A lawsuit that claims school-board election methods cheat minorities out of seats at the table could shake up neighborhood politics.

Three of seven elected Richardson ISD trustees live in Lake Highlands, and they could be pitted against each other if the lawsuit has its way.

And history is in its favor.

Attorney Bill Brewer, representing former RISD trustee David Tyson in two lawsuits against the district, has won every similar case he’s tried.

Brewer Storefront, the pro bono arm of Dallas-based Brewer Attorneys & Counselors, filed claims of voting injustice and won against three suburban school districts over the past decade. 

The lawsuits ended at-large voting in Carrollton-Farmers Branch, Grand Prairie and Irving ISDs, and RISD could be next.[/vc_column_text][vc_column_text]The two lawsuits against RISD allege violations of the federal Voting Rights Act and the Texas Open Meetings Act.

“We don’t think any of the assertions are accurate,” says RISD Board of Trustees President Justin Bono. “But we’re going to work on it through the legal process, which, unfortunately, takes a long time.”

Tyson, the only minority who’s ever served on RISD’s board, claims that the district’s at-large election system discourages minority representation. He claims the all-white board members “prioritize [a] cluster of high-performing, primarily white schools at the expense of the rest of the community,” which has led to an “egregious performance gap” between affluent white students and others in the district.

“Maintaining the status quo at the highest levels of power keeps RISD frozen in time, lacks true democratic legitimacy, and inhibits the development of tools necessary to address the challenges of inequality and poverty that many of its students face daily,” Tyson states in the lawsuit.

In the second lawsuit, Tyson accuses trustees of meeting secretly to discuss business, in violation of Texas law, and then covering their tracks by erasing incriminating texts, emails and phone messages. As evidence, he points to more than 500 unanimous votes over the last seven years, “votes that appear swift and uncontested, but in truth have been choreographed behind the scenes.”

The cases could settle or go to trial, but Tyson’s attorneys propose changing from at-large voting to single-member districts.[/vc_column_text][vc_column_text]That would make the way RISD school board members are elected look dramatically different.

Changing to single-member districts would require a voter map to be drawn to include at least two districts that likely would elect minority candidates, based on population statistics. The lawsuit proposes districts with lines drawn around Hamilton Park, majority African-American, and around the Central Expressway and Midpark area, majority Hispanic.

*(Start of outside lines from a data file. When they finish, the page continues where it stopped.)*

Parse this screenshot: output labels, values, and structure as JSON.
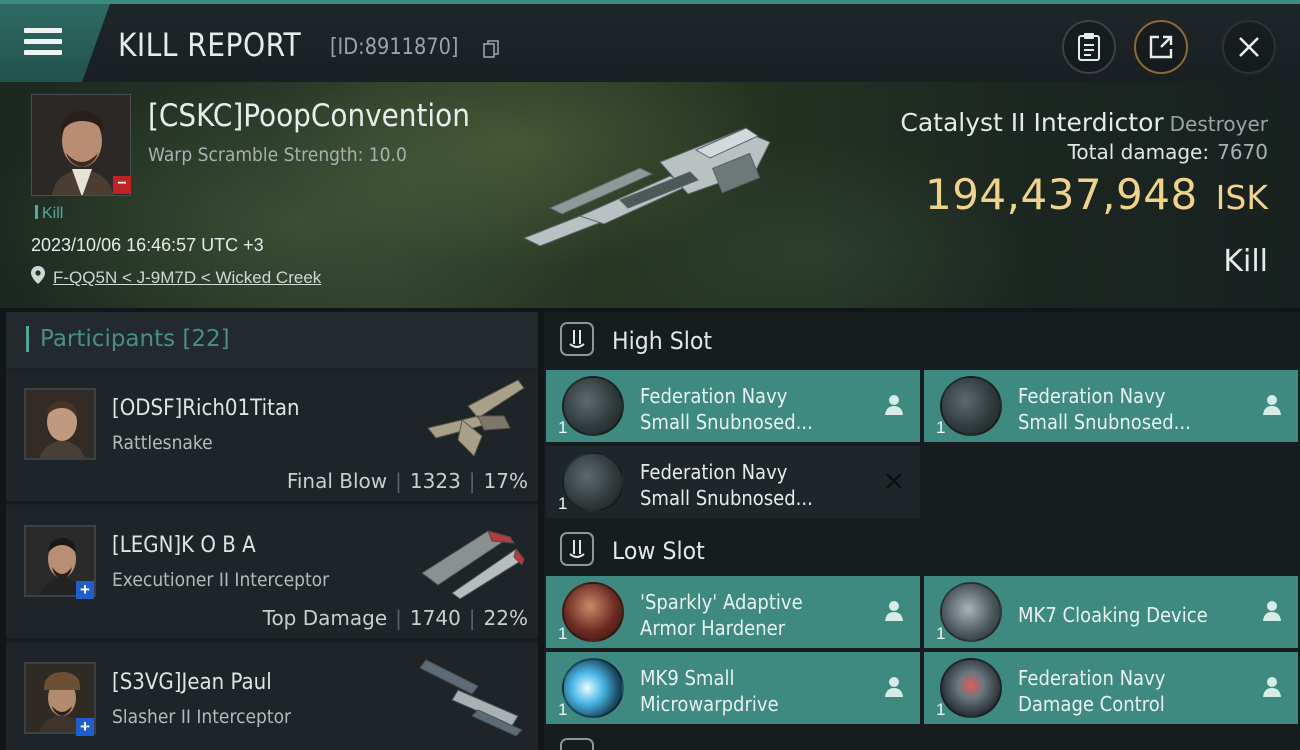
{
  "header": {
    "title": "KILL REPORT",
    "kill_id": "[ID:8911870]",
    "icons": [
      "menu-icon",
      "copy-icon",
      "clipboard-icon",
      "share-icon",
      "close-icon"
    ],
    "accent": "#3f8a80"
  },
  "victim": {
    "name": "[CSKC]PoopConvention",
    "subtitle": "Warp Scramble Strength: 10.0",
    "tag": "Kill",
    "time": "2023/10/06 16:46:57 UTC +3",
    "location": "F-QQ5N < J-9M7D < Wicked Creek",
    "ship": "Catalyst II Interdictor",
    "ship_class": "Destroyer",
    "total_damage_label": "Total damage:",
    "total_damage": "7670",
    "isk_value": "194,437,948",
    "isk_unit": "ISK",
    "result": "Kill",
    "isk_color": "#f0d38a"
  },
  "participants": {
    "label": "Participants",
    "count": "[22]",
    "rows": [
      {
        "name": "[ODSF]Rich01Titan",
        "ship": "Rattlesnake",
        "role": "Final Blow",
        "damage": "1323",
        "percent": "17%",
        "badge": ""
      },
      {
        "name": "[LEGN]K O B A",
        "ship": "Executioner II Interceptor",
        "role": "Top Damage",
        "damage": "1740",
        "percent": "22%",
        "badge": "+"
      },
      {
        "name": "[S3VG]Jean Paul",
        "ship": "Slasher II Interceptor",
        "role": "",
        "damage": "",
        "percent": "",
        "badge": "+"
      }
    ]
  },
  "fitting": {
    "high_slot": {
      "title": "High Slot",
      "modules": [
        {
          "line1": "Federation Navy",
          "line2": "Small Snubnosed...",
          "qty": "1",
          "state": "dropped"
        },
        {
          "line1": "Federation Navy",
          "line2": "Small Snubnosed...",
          "qty": "1",
          "state": "dropped"
        },
        {
          "line1": "Federation Navy",
          "line2": "Small Snubnosed...",
          "qty": "1",
          "state": "destroyed"
        }
      ]
    },
    "low_slot": {
      "title": "Low Slot",
      "modules": [
        {
          "line1": "'Sparkly' Adaptive",
          "line2": "Armor Hardener",
          "qty": "1",
          "state": "dropped"
        },
        {
          "line1": "MK7 Cloaking Device",
          "line2": "",
          "qty": "1",
          "state": "dropped"
        },
        {
          "line1": "MK9 Small",
          "line2": "Microwarpdrive",
          "qty": "1",
          "state": "dropped"
        },
        {
          "line1": "Federation Navy",
          "line2": "Damage Control",
          "qty": "1",
          "state": "dropped"
        }
      ]
    }
  }
}
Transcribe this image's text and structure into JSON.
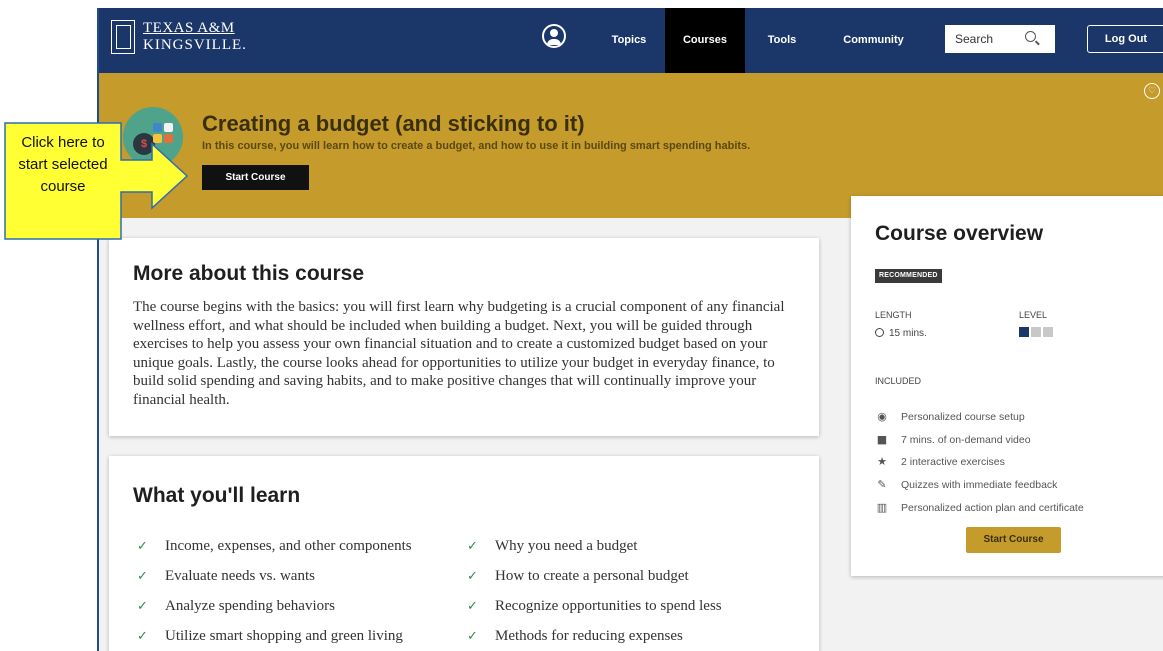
{
  "nav": {
    "logo_line1": "TEXAS A&M",
    "logo_line2": "KINGSVILLE.",
    "links": [
      "Topics",
      "Courses",
      "Tools",
      "Community"
    ],
    "search_placeholder": "Search",
    "logout_label": "Log Out",
    "active_link": "Courses"
  },
  "hero": {
    "title": "Creating a budget (and sticking to it)",
    "description": "In this course, you will learn how to create a budget, and how to use it in building smart spending habits.",
    "start_label": "Start Course",
    "icon": "money-bag-grid-icon"
  },
  "callout": {
    "text": "Click here to start selected course"
  },
  "about": {
    "heading": "More about this course",
    "body": "The course begins with the basics: you will first learn why budgeting is a crucial component of any financial wellness effort, and what should be included when building a budget. Next, you will be guided through exercises to help you assess your own financial situation and to create a customized budget based on your unique goals. Lastly, the course looks ahead for opportunities to utilize your budget in everyday finance, to build solid spending and saving habits, and to make positive changes that will continually improve your financial health."
  },
  "learn": {
    "heading": "What you'll learn",
    "items": [
      "Income, expenses, and other components",
      "Why you need a budget",
      "Evaluate needs vs. wants",
      "How to create a personal budget",
      "Analyze spending behaviors",
      "Recognize opportunities to spend less",
      "Utilize smart shopping and green living",
      "Methods for reducing expenses"
    ]
  },
  "overview": {
    "title": "Course overview",
    "badge": "RECOMMENDED",
    "length_label": "LENGTH",
    "length_value": "15 mins.",
    "level_label": "LEVEL",
    "level": 1,
    "level_max": 3,
    "included_label": "INCLUDED",
    "included": [
      {
        "icon": "fingerprint-icon",
        "text": "Personalized course setup"
      },
      {
        "icon": "video-camera-icon",
        "text": "7 mins. of on-demand video"
      },
      {
        "icon": "star-icon",
        "text": "2 interactive exercises"
      },
      {
        "icon": "pencil-icon",
        "text": "Quizzes with immediate feedback"
      },
      {
        "icon": "bar-chart-icon",
        "text": "Personalized action plan and certificate"
      }
    ],
    "start_label": "Start Course"
  },
  "colors": {
    "nav": "#1b3769",
    "hero": "#c59b2b",
    "callout_fill": "#ffff33",
    "callout_border": "#2e6db4"
  }
}
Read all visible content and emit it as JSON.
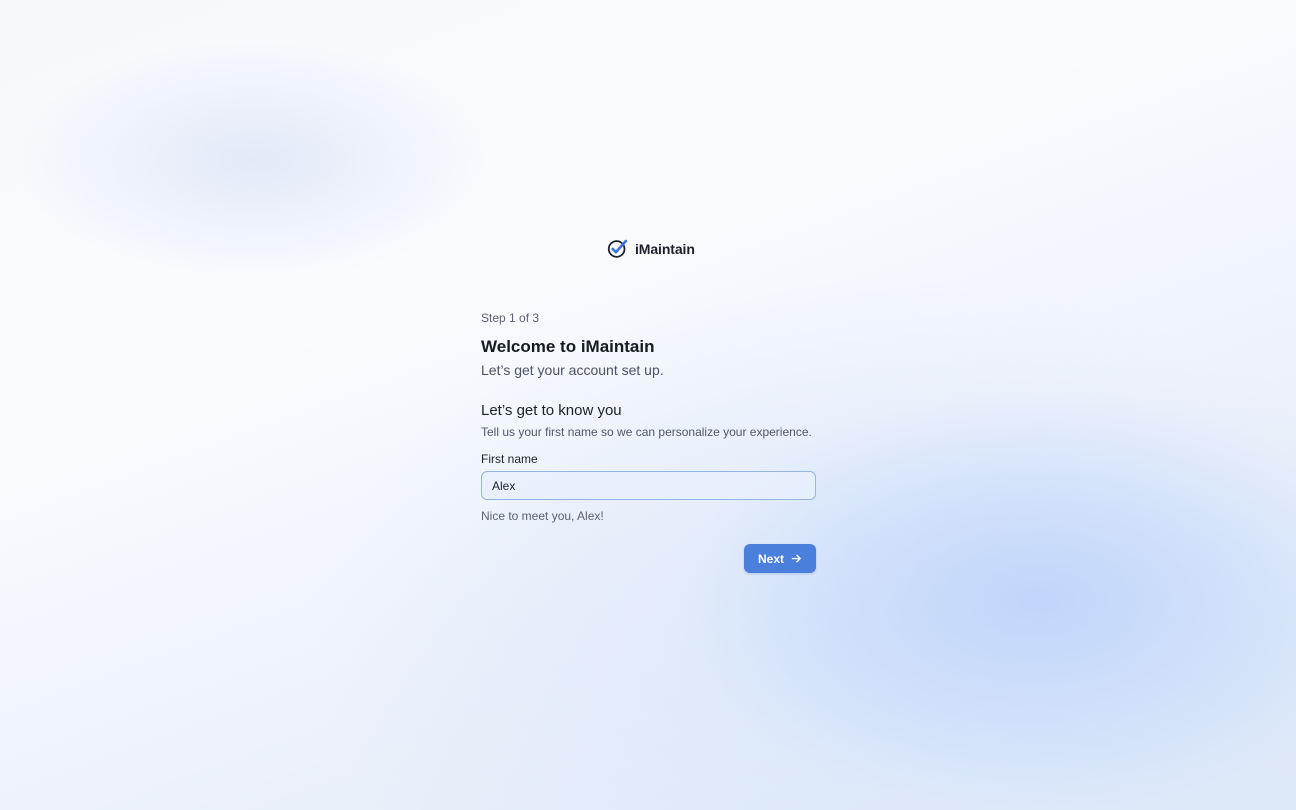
{
  "brand": {
    "name": "iMaintain",
    "icon": "check-circle-icon"
  },
  "onboarding": {
    "step_text": "Step 1 of 3",
    "title": "Welcome to iMaintain",
    "subtitle": "Let’s get your account set up.",
    "section_title": "Let’s get to know you",
    "section_description": "Tell us your first name so we can personalize your experience.",
    "first_name_label": "First name",
    "first_name_value": "Alex",
    "greeting": "Nice to meet you, Alex!",
    "next_label": "Next",
    "next_icon": "arrow-right-icon"
  },
  "colors": {
    "accent": "#4a7fdc",
    "input_border": "#93b4e4"
  }
}
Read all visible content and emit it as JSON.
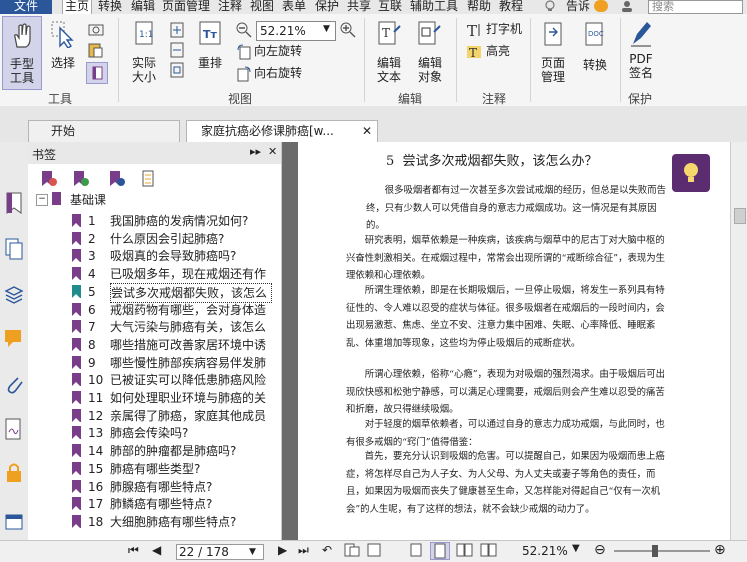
{
  "menu": {
    "file": "文件",
    "items": [
      "主页",
      "转换",
      "编辑",
      "页面管理",
      "注释",
      "视图",
      "表单",
      "保护",
      "共享",
      "互联",
      "辅助工具",
      "帮助",
      "教程"
    ],
    "active": "主页",
    "right_text": "告诉",
    "search_placeholder": "搜索"
  },
  "ribbon": {
    "hand_tool": "手型\n工具",
    "select": "选择",
    "actual_size": "实际\n大小",
    "reflow": "重排",
    "zoom_value": "52.21%",
    "rotate_left": "向左旋转",
    "rotate_right": "向右旋转",
    "edit_text": "编辑\n文本",
    "edit_object": "编辑\n对象",
    "typewriter": "打字机",
    "highlight": "高亮",
    "page_manage": "页面\n管理",
    "convert": "转换",
    "pdf_sign": "PDF\n签名",
    "groups": {
      "tools": "工具",
      "view": "视图",
      "edit": "编辑",
      "annotate": "注释",
      "protect": "保护"
    }
  },
  "tabs": [
    {
      "label": "开始",
      "active": false
    },
    {
      "label": "家庭抗癌必修课肺癌[w...",
      "active": true
    }
  ],
  "bookmarks": {
    "title": "书签",
    "root": "基础课",
    "items": [
      {
        "num": "1",
        "text": "我国肺癌的发病情况如何?"
      },
      {
        "num": "2",
        "text": "什么原因会引起肺癌?"
      },
      {
        "num": "3",
        "text": "吸烟真的会导致肺癌吗?"
      },
      {
        "num": "4",
        "text": "已吸烟多年，现在戒烟还有作"
      },
      {
        "num": "5",
        "text": "尝试多次戒烟都失败，该怎么",
        "selected": true
      },
      {
        "num": "6",
        "text": "戒烟药物有哪些，会对身体造"
      },
      {
        "num": "7",
        "text": "大气污染与肺癌有关，该怎么"
      },
      {
        "num": "8",
        "text": "哪些措施可改善家居环境中诱"
      },
      {
        "num": "9",
        "text": "哪些慢性肺部疾病容易伴发肺"
      },
      {
        "num": "10",
        "text": "已被证实可以降低患肺癌风险"
      },
      {
        "num": "11",
        "text": "如何处理职业环境与肺癌的关"
      },
      {
        "num": "12",
        "text": "亲属得了肺癌，家庭其他成员"
      },
      {
        "num": "13",
        "text": "肺癌会传染吗?"
      },
      {
        "num": "14",
        "text": "肺部的肿瘤都是肺癌吗?"
      },
      {
        "num": "15",
        "text": "肺癌有哪些类型?"
      },
      {
        "num": "16",
        "text": "肺腺癌有哪些特点?"
      },
      {
        "num": "17",
        "text": "肺鳞癌有哪些特点?"
      },
      {
        "num": "18",
        "text": "大细胞肺癌有哪些特点?"
      }
    ]
  },
  "document": {
    "title_num": "5",
    "title": "尝试多次戒烟都失败，该怎么办？",
    "paragraphs": [
      "很多吸烟者都有过一次甚至多次尝试戒烟的经历，但总是以失败而告终，只有少数人可以凭借自身的意志力戒烟成功。这一情况是有其原因的。",
      "研究表明，烟草依赖是一种疾病，该疾病与烟草中的尼古丁对大脑中枢的兴奋性刺激相关。在戒烟过程中，常常会出现所谓的“戒断综合征”，表现为生理依赖和心理依赖。",
      "所谓生理依赖，即是在长期吸烟后，一旦停止吸烟，将发生一系列具有特征性的、令人难以忍受的症状与体征。很多吸烟者在戒烟后的一段时间内，会出现易激惹、焦虑、坐立不安、注意力集中困难、失眠、心率降低、睡眠紊乱、体重增加等现象，这些均为停止吸烟后的戒断症状。",
      "所谓心理依赖，俗称“心瘾”，表现为对吸烟的强烈渴求。由于吸烟后可出现欣快感和松弛宁静感，可以满足心理需要，戒烟后则会产生难以忍受的痛苦和折磨，故只得继续吸烟。",
      "对于轻度的烟草依赖者，可以通过自身的意志力成功戒烟，与此同时，也有很多戒烟的“窍门”值得借鉴：",
      "首先，要充分认识到吸烟的危害。可以提醒自己，如果因为吸烟而患上癌症，将怎样尽自己为人子女、为人父母、为人丈夫或妻子等角色的责任，而且，如果因为吸烟而丧失了健康甚至生命，又怎样能对得起自己“仅有一次机会”的人生呢，有了这样的想法，就不会缺少戒烟的动力了。"
    ]
  },
  "status": {
    "page": "22 / 178",
    "zoom": "52.21%"
  }
}
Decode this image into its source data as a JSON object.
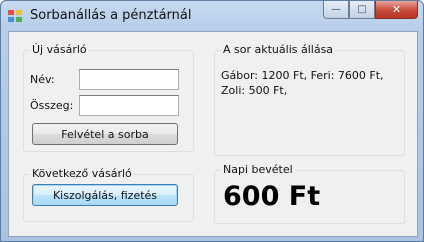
{
  "window": {
    "title": "Sorbanállás a pénztárnál",
    "minimize_glyph": "—",
    "maximize_glyph": "□",
    "close_glyph": "✕"
  },
  "new_customer": {
    "group_label": "Új vásárló",
    "name_label": "Név:",
    "name_value": "",
    "amount_label": "Összeg:",
    "amount_value": "",
    "add_button": "Felvétel a sorba"
  },
  "queue_state": {
    "group_label": "A sor aktuális állása",
    "text": "Gábor: 1200 Ft, Feri: 7600 Ft, Zoli: 500 Ft,"
  },
  "next_customer": {
    "group_label": "Következő vásárló",
    "serve_button": "Kiszolgálás, fizetés"
  },
  "daily_revenue": {
    "group_label": "Napi bevétel",
    "value": "600 Ft"
  }
}
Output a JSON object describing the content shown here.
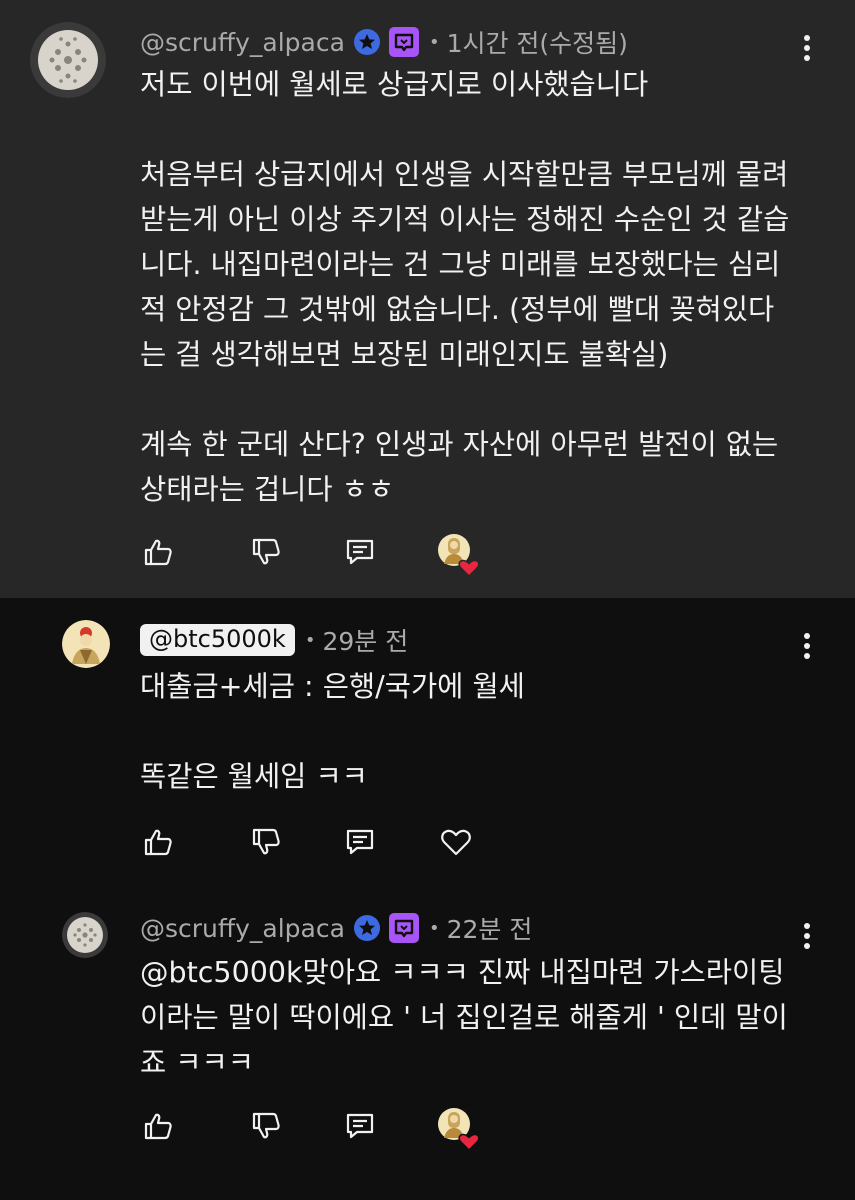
{
  "comments": [
    {
      "handle": "@scruffy_alpaca",
      "timestamp": "1시간 전(수정됨)",
      "body": "저도 이번에 월세로 상급지로 이사했습니다\n\n처음부터 상급지에서 인생을 시작할만큼 부모님께 물려\n받는게 아닌 이상 주기적 이사는 정해진 수순인 것 같습\n니다. 내집마련이라는 건 그냥 미래를 보장했다는 심리\n적 안정감 그 것밖에 없습니다. (정부에 빨대 꽂혀있다\n는 걸 생각해보면 보장된 미래인지도 불확실)\n\n계속 한 군데 산다? 인생과 자산에 아무런 발전이 없는\n상태라는 겁니다 ㅎㅎ",
      "badges": [
        "verified-star-icon",
        "member-badge-icon"
      ],
      "creator_hearted": true
    },
    {
      "handle": "@btc5000k",
      "timestamp": "29분 전",
      "body": "대출금+세금 : 은행/국가에 월세\n\n똑같은 월세임 ㅋㅋ",
      "badges": [],
      "creator_hearted": false
    },
    {
      "handle": "@scruffy_alpaca",
      "timestamp": "22분 전",
      "body": "@btc5000k맞아요 ㅋㅋㅋ 진짜 내집마련 가스라이팅\n이라는 말이 딱이에요 ' 너 집인걸로 해줄게 ' 인데 말이\n죠 ㅋㅋㅋ",
      "badges": [
        "verified-star-icon",
        "member-badge-icon"
      ],
      "creator_hearted": true
    }
  ],
  "separator": "•",
  "colors": {
    "background": "#0f0f0f",
    "highlighted_background": "#272727",
    "text": "#f1f1f1",
    "meta_text": "#aaaaaa",
    "badge_blue": "#3e6ae1",
    "badge_purple": "#a855f7",
    "heart_red": "#e8263f"
  }
}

In that scenario, four of six current trustees could be forced off the board:

Current board members Justin Bono, Jean Bono and Karen Clardy live in Lake Highlands near Moss Haven within half a mile of each other.

Kim Caston, Kristin Kuhne and Katie Patterson live within 2.5 miles in the J.J. Pearce feeder pattern along Campbell Road.

The three in Lake Highlands likely would be drawn into the same district, as would the Pearce three. They could run against each other or decline to run for re-election.

Though Justin Bono doesn’t agree with Brewer’s assertions, and RISD answered the voting rights suit by denying all of the allegations, Bono indicated this past summer that the district isn’t going in with guns blazing.

“We’re working diligently with our attorney, and we’ll hopefully find an outcome that is both agreeable to our board and to all our stakeholders in the district through this process,” Bono says. “At any point in time, there are twists and turns in litigation. It would be inappropriate to discuss thoughts on litigation because it can change at any point in the process.”

Brewer says he refuses to settle unless the solution “provides adequate opportunity for representation from those parts of the community that have no representation now.” New electoral districts that accomplish this goal are not only possible, he says, referring to the maps his firm drew, but also required by the Voting Rights Act.

“When we file a lawsuit like this, what we’re hoping to do is effect meaningful change. We hope that can come through conversation and collaboration on what type of system is needed,” Brewer says. “But unless that occurs, we prepare for the worst, and the worst is not a bad alternative: We get ready to go to trial.”[/vc_column_text][/vc_column][/vc_row][vc_row][vc_column][vc_basic_grid post_type=”post” max_items=”15″ item=”82727″ grid_id=”vc_gid:1537555252526-bd505a7265ebf27ba7211b09c70050de-10″ taxonomies=”8476″][/vc_column][/vc_row][vc_row][vc_column][vc_column_text]